I grew up in Philadelphia in an era where rooting for the Phillies was painful. That cherry red hat with the white frilly italicized “P” on the front symbolized a team that was almost guaranteed to lose more games than they won each year. And their red pinstripe uniforms looked more like pajamas, befitting a team that played like it had just rolled out of bed. There were only two star caliber players on the team of my early youth, the fleet-footed center fielder Richie Ashburn and the bionic armed starting pitcher Robin Roberts. Perhaps more on Roberts another day, but the player I idolized was the one I was guaranteed to see any time my father took me to Connie Mack Stadium, and that was Ashburn. I put a bid on an Ashburn collage at the auction at the ballpark last week, but I didn’t pursue it aggressively because the Rite Aid logo cheapened it a bit for me. I noticed the same print available online through eBay at a more reasonable cost, and I still fancy it because it has the reproduction of all of his cards rimming the exterior a fine watercolor rendering of the most effective leadoff hitter in the Phillies 134 year history.
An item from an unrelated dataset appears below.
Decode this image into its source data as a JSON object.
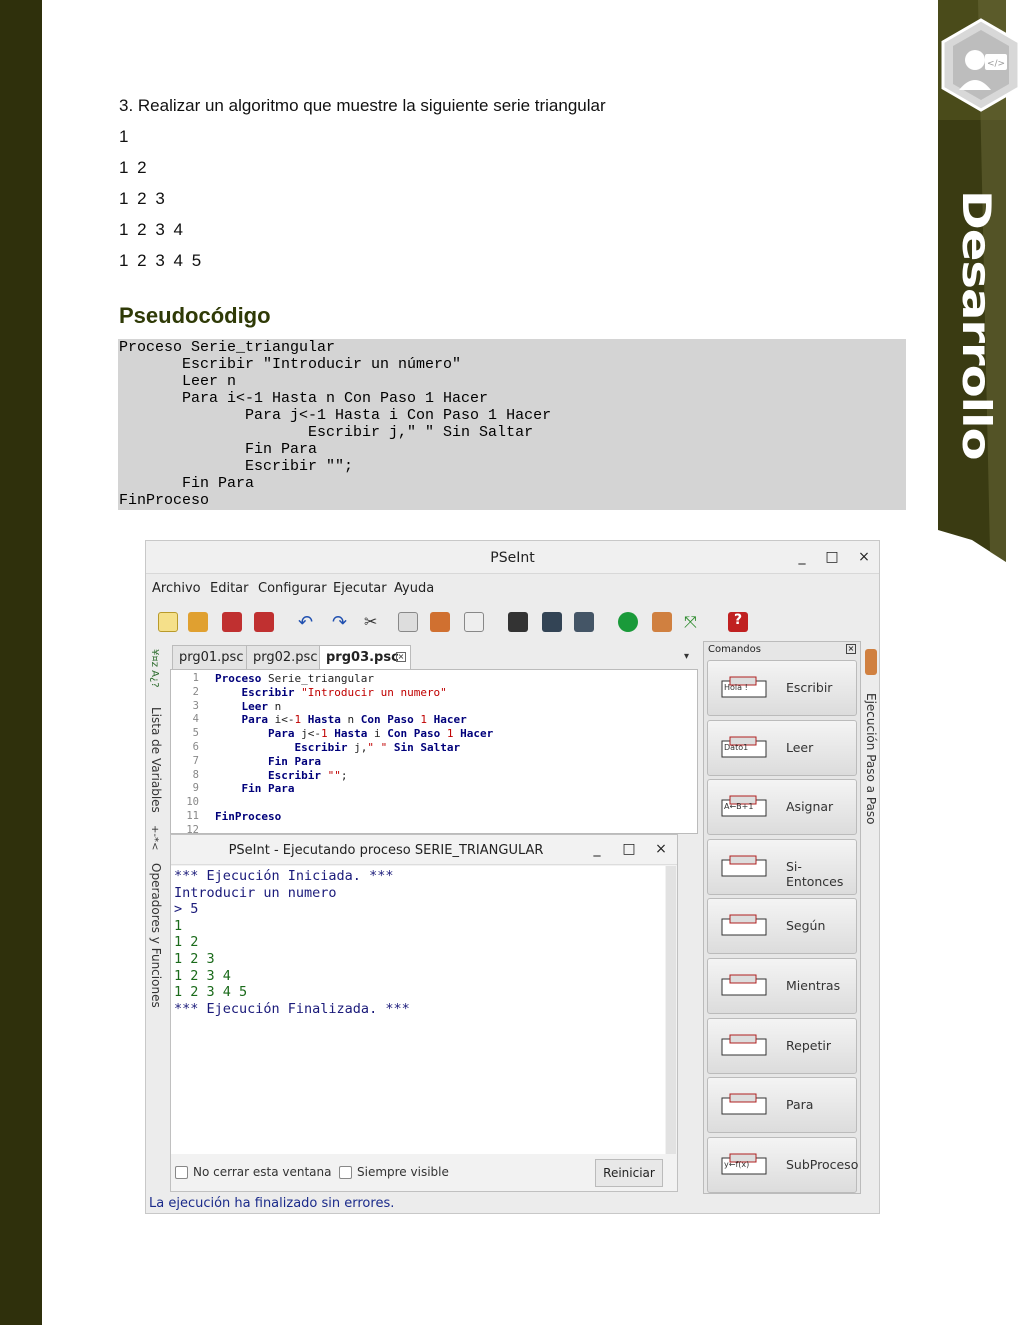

The collage begins on the upper left with Ashburn’s card from 1948. I couldn’t find it online, other than as part of this commemorative set – it’s the card on your far right.
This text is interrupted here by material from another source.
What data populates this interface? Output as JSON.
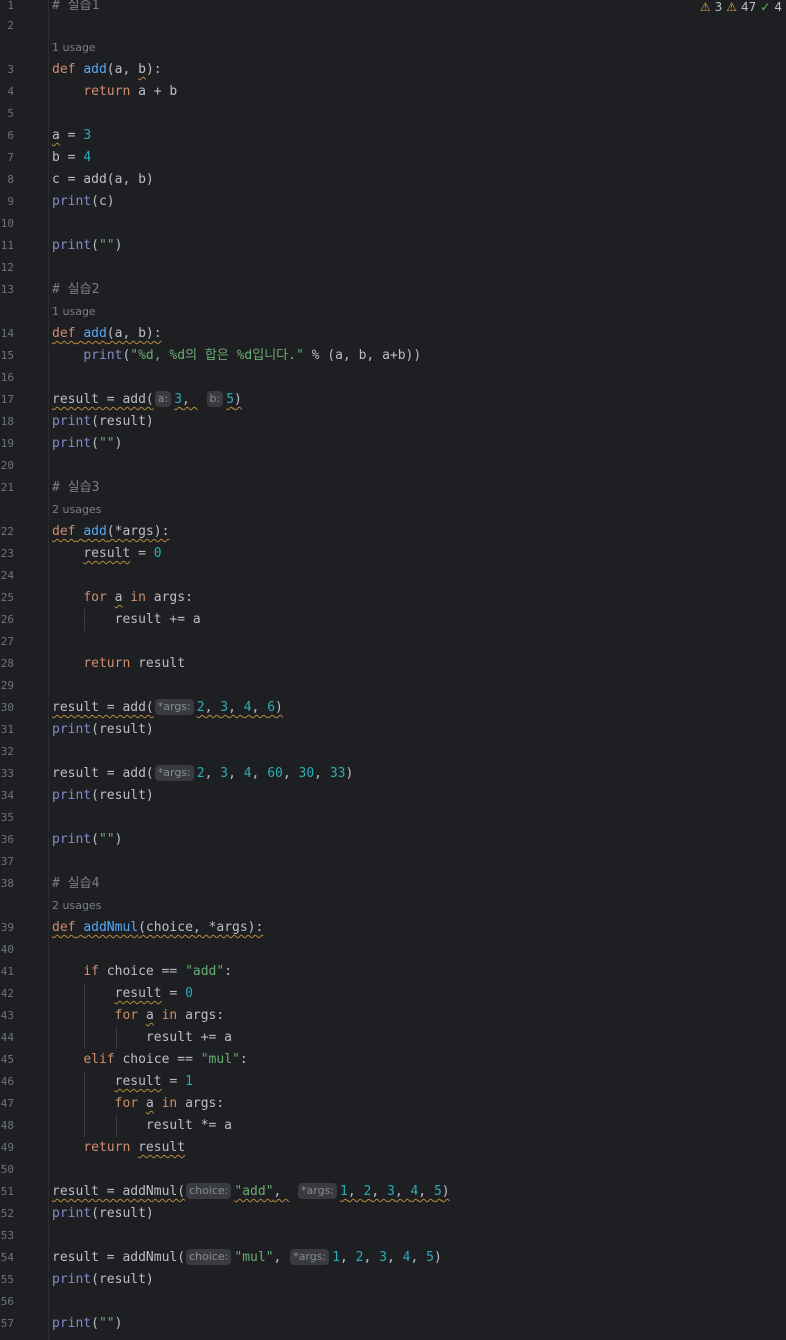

Here is a Mitchell & Ness reproduction of the 1948 uniform that Ashburn wore, breaking in that year with his signature #1 that he wore his entire career.
Interestingly the first time the Phillies brought back those vintage 1948 uniforms was as an alternate jersey for daytime home games in 2008, and it clearly brought them luck in winning only their second World Series in franchise history. Here is a shot of Jimmy Rollins and Cole Hamels modeling those spiffy red, white and blue uniforms.
Richie’s 1950 Bowman card is pictured here, with a graphic design look and a plain appearance that they would wear to a four games to one World Series sweep at the hands of the New York Yankees that year.
Ashburn’s 1951 card shows the transition to the red pinstripe look that he would wear until through the 1959 season.
And here are the rest of Richie’s playing years in chronological cards, beginning with a 1951 Topps through the early ’60s when he was jettisoned (in 1960) to the Chicago Cubs in return for John Buzhardt, Alvin Dark, Jim Woods – about as productive a package as a box of Wrigley’s gum. (Richie had a great year in 1960, tailed off in 1961, and then bounced back with a nice year in 1962 when the Mets bought him to spearhead their new team. He retired after that year.)
When Richie retired in 1962 as a Met, at age 35, he posted a .306 batting average with a phenomenal .424 on base percentage, numbers that most current leadoff hitters can only dream of. The Mets expected him back in 1963, and his card was printed for that year, but he had the courage to exit the game when he was still on top.
It’s safe to say that Richie will be remembered as one of the ultimate Phillies, unique in entering the broadcasting booth after retiring and ultimately pairing with the incomparable incomparable Harry Kalas. Ashburn Alley bears his name in center field in Citizens Bank Park, in honor of the fluidity with which he patrolled the position in Connie Mack Stadium.
Each spring on Clearwater Beach I’m reminded of how Richie held court in and around Heilman’s Beachcomber and Jack Russell Stadium. But mostly I’m reminded of how he motored around the bases as an idol of my youth.